Radford Park opened in 1983: it was formed from a combination of the landfill site from land left over from a housing development together with - as a later addition - from former grazing land. Its transformation from dereliction to country park was in large part due to the dedication and leadership of one man, a parish councillor, the late Archie Derry.
Radford Park takes its name from Rat-ford (Red-ford), where the old London Road crosses the Southern Wey: the Park follows both sides of the river-valley upstream for about half-a-mile.
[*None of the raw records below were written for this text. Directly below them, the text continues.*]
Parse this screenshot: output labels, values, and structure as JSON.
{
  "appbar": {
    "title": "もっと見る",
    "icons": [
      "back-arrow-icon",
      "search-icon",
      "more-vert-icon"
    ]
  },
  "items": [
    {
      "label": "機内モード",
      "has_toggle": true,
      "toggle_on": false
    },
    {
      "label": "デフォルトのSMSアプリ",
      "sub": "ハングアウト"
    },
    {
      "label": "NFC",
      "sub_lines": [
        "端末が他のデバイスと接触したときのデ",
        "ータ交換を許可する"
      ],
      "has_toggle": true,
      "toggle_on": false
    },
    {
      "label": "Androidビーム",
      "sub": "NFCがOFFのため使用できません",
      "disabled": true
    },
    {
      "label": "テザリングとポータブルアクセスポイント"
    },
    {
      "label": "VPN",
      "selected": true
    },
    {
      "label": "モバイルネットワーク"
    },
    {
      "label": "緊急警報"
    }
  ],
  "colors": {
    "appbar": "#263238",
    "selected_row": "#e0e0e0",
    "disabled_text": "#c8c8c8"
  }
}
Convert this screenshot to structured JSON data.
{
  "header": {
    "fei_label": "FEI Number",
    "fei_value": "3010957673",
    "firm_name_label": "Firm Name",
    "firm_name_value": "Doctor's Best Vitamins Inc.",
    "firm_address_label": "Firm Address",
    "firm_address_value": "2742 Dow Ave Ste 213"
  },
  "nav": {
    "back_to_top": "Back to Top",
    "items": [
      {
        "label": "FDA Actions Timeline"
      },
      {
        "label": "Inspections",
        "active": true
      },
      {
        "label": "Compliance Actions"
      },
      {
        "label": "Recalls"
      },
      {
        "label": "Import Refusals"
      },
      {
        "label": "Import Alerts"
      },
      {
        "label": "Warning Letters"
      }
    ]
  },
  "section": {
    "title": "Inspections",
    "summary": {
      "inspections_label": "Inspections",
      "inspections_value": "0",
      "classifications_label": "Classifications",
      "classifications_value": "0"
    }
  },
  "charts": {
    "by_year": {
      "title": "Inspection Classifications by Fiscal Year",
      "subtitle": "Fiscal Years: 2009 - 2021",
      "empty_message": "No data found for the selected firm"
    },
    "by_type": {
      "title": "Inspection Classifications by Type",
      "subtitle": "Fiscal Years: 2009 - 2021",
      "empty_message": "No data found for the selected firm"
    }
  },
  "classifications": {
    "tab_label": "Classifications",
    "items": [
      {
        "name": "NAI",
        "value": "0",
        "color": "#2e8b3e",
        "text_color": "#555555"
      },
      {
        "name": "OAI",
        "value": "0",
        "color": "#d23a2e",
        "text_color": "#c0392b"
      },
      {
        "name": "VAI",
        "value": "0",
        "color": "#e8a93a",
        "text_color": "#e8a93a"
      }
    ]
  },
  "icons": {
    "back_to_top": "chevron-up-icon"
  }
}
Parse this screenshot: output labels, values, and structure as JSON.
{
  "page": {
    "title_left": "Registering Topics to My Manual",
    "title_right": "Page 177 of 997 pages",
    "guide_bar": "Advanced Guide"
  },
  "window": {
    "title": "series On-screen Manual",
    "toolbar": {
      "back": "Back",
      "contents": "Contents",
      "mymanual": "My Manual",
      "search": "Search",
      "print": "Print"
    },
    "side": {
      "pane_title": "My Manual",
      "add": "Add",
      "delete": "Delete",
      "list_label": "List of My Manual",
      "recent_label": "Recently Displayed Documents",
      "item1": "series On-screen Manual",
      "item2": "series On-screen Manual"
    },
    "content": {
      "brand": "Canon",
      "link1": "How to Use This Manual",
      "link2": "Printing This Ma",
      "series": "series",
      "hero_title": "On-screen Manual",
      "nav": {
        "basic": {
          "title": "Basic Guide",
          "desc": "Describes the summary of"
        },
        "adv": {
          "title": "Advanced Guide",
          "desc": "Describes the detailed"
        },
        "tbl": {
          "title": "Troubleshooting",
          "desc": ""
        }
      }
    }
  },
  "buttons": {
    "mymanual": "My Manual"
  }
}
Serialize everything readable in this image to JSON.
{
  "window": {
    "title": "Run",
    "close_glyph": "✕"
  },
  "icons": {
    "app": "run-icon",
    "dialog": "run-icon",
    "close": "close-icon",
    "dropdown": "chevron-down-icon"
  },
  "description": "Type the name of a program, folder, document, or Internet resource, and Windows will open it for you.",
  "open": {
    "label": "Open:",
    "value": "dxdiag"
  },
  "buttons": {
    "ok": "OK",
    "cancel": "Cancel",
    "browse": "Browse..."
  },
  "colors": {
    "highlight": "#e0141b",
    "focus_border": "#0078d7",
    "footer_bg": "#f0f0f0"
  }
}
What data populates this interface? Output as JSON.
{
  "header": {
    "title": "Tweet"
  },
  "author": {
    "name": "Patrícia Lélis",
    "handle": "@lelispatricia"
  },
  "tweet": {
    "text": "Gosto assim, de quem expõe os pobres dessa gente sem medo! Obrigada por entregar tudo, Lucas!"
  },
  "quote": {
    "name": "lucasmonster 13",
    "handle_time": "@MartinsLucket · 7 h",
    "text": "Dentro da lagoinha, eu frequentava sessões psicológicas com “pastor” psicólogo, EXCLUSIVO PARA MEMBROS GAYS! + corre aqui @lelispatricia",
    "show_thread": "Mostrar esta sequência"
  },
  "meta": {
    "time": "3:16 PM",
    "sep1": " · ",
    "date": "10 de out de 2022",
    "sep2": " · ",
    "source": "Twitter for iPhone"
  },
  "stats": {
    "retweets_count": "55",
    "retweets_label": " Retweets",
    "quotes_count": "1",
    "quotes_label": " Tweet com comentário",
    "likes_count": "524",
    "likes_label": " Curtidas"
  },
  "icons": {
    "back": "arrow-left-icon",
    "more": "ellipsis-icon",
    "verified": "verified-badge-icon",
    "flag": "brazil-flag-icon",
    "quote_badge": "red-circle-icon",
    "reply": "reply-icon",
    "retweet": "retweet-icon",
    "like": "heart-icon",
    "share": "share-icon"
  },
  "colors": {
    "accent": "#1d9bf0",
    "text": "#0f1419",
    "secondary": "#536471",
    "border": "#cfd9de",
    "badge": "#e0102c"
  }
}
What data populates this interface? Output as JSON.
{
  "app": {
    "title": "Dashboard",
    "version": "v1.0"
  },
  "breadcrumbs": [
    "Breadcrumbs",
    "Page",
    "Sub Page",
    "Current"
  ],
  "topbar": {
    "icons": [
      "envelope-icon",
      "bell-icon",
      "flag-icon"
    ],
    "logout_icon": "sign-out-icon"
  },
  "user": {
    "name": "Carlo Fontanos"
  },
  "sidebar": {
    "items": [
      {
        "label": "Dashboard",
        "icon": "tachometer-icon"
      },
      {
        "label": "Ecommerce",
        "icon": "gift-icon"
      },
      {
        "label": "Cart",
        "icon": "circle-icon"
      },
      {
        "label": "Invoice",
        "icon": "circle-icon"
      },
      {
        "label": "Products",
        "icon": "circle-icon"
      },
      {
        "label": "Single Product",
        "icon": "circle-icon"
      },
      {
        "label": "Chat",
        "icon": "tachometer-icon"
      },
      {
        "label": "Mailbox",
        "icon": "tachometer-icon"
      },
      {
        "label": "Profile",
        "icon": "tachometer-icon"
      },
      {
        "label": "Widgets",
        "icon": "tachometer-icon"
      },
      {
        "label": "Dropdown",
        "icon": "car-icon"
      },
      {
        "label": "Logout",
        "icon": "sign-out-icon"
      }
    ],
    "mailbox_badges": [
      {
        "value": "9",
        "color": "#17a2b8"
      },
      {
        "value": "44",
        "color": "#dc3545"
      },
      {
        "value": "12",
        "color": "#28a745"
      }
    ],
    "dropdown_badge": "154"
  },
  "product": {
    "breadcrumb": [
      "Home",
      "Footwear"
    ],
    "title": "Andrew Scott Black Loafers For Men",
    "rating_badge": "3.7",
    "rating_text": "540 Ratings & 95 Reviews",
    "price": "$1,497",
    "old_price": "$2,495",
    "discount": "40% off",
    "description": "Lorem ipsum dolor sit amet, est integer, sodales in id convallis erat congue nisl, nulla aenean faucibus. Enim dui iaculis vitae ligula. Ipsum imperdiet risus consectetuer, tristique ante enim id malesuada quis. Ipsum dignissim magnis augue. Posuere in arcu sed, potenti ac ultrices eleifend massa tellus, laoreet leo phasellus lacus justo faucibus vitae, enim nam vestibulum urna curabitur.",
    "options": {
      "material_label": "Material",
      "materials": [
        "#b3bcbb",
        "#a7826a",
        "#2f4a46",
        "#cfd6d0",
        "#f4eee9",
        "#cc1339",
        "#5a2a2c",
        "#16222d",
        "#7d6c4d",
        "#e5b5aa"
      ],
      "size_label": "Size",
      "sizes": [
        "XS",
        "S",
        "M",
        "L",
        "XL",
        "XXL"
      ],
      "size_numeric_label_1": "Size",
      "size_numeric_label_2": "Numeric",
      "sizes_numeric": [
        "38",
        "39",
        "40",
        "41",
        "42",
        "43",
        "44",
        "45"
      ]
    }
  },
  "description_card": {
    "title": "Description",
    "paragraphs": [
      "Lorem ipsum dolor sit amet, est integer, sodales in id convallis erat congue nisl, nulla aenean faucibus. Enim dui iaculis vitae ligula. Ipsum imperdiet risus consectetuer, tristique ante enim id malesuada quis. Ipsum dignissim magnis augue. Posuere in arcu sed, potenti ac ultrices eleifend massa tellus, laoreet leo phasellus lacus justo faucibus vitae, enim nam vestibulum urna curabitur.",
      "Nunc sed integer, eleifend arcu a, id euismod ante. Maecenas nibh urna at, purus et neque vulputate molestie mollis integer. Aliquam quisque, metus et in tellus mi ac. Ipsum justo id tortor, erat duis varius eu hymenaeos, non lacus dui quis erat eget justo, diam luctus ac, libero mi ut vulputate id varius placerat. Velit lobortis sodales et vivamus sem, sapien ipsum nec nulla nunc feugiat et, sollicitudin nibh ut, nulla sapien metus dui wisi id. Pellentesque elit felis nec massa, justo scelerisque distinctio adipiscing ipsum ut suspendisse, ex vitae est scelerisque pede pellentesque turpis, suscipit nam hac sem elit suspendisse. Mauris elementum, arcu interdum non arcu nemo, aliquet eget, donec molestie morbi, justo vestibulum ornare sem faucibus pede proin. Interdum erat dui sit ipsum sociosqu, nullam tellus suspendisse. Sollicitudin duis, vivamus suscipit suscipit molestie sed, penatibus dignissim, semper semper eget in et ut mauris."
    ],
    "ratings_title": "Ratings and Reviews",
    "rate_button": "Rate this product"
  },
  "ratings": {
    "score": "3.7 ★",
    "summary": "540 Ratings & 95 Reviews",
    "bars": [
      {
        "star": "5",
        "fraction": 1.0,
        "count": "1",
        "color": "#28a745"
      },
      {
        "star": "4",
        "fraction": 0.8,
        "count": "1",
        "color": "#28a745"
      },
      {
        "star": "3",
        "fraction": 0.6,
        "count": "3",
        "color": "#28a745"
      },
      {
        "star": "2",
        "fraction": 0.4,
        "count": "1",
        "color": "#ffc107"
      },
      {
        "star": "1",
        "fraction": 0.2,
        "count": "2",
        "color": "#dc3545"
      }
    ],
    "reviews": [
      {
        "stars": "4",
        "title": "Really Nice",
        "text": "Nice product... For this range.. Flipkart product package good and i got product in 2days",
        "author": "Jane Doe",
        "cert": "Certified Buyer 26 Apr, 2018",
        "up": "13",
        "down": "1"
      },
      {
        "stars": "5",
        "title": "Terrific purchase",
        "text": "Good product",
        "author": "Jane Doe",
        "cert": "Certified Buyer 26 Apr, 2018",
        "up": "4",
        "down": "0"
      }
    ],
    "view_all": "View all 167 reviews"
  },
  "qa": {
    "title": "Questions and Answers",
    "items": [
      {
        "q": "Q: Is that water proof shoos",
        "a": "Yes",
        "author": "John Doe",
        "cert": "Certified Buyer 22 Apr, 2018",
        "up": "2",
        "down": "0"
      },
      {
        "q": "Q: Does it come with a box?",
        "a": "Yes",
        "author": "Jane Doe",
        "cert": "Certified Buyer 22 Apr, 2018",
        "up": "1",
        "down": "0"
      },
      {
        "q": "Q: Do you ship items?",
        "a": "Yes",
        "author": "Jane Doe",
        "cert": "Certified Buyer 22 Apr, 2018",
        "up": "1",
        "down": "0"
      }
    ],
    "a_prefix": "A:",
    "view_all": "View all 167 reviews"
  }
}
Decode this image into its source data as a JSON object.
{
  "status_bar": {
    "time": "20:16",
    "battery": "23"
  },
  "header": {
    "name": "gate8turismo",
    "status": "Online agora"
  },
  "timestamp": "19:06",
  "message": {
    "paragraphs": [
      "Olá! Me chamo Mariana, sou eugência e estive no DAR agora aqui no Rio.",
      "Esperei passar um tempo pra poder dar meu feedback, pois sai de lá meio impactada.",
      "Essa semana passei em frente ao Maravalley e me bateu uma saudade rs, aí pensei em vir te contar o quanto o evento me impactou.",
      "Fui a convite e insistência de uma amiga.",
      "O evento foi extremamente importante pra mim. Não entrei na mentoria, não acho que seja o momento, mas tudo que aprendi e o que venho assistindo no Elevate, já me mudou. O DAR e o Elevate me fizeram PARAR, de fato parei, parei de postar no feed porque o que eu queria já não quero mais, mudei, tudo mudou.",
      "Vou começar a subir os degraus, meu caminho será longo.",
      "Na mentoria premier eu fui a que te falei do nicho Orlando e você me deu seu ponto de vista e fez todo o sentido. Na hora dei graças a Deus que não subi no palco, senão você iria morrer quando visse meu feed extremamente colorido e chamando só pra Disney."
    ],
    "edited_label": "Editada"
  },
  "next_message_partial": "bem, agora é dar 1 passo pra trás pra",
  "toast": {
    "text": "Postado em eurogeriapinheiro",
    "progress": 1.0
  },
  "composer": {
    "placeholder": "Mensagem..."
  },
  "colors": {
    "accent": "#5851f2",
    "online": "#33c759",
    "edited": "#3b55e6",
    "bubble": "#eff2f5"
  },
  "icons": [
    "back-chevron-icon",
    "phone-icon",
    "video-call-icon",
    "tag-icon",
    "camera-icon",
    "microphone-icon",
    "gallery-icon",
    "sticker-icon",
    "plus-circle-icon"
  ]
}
From the early 1600’s, most of valley of the Wey was occupied by a uniquely complex system of watermeadows, remains of which are still visible in the Park; the Hooke family, local ironmasters who built their Tudor mansion at nearby Bramshott Place, were instrumental in establishing these watermeadows.
Watermeadows offered a system of drainage and irrigation (and fertilisation) of potentially highly-productive land, where late-winter grazing and multiple summer hay-crops helped to kick-start an agricultural revolution. The system continued working into the 20th century when the manpower losses of the First World War and the increasing mechanisation of British agriculture and introduction of artificial fertilizer made them uneconomic.
The smaller map reconstructs the layout of the Radford watermeadows: it shows how water was taken out of the river at sluices; distributed, exploiting the fall of the river ad contours of the valley by a hierarchy of manmade channels (“carriers”) onto the meadow grassland using stone controls (“hatches”) to direct the water, and then drained quickly away back into the river.
The route of the river through the section of the Park nearest to the London Road was changed in the 1960’s when the landfill took place: significant parts of the watermeadow layout were lost then, although visible fragments remain on the north (Bramshott Place) side as well as further upstream beyond the landfill.
Today, the Park also offers circular routes for walkers, wildlife ponds and managed woodland: the dominant tree of the wetter areas is the alder – this is managed by ‘coppicing’, where individual trees are cut down (on perhaps a 15-year cycle, sometimes longer) and new stems regrow from the coppiced stools, some of which are 100 years old or more; this environment also provides a habitat for wildlife (invertebrates and insects, water creatures and amphibians, small mammals and birds), and plants ranging from ones that grow in water to those preferring our usual local poor sandy soil.